RECORDED INFORMATION START

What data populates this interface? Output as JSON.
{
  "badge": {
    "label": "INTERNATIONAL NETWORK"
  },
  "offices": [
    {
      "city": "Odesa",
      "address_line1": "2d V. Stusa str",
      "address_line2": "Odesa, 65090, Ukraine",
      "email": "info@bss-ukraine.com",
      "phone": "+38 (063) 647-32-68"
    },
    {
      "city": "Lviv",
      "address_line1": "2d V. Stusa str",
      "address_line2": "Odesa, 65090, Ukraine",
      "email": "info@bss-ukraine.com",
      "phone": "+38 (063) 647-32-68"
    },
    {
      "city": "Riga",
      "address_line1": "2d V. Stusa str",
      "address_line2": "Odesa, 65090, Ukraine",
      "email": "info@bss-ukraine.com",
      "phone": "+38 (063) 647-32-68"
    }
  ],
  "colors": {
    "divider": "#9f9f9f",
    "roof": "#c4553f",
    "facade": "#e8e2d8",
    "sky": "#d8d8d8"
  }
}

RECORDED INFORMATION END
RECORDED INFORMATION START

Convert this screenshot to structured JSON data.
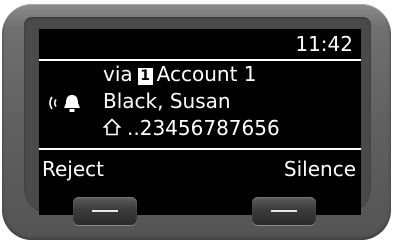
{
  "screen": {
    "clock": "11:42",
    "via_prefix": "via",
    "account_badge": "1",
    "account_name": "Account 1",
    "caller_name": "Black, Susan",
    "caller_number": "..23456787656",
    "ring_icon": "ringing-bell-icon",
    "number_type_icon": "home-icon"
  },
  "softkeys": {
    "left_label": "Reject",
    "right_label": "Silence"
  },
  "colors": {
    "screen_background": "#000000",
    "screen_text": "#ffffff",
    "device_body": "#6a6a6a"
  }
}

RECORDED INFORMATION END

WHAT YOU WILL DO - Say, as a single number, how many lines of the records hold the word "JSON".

EXERCISE SOLUTION - 2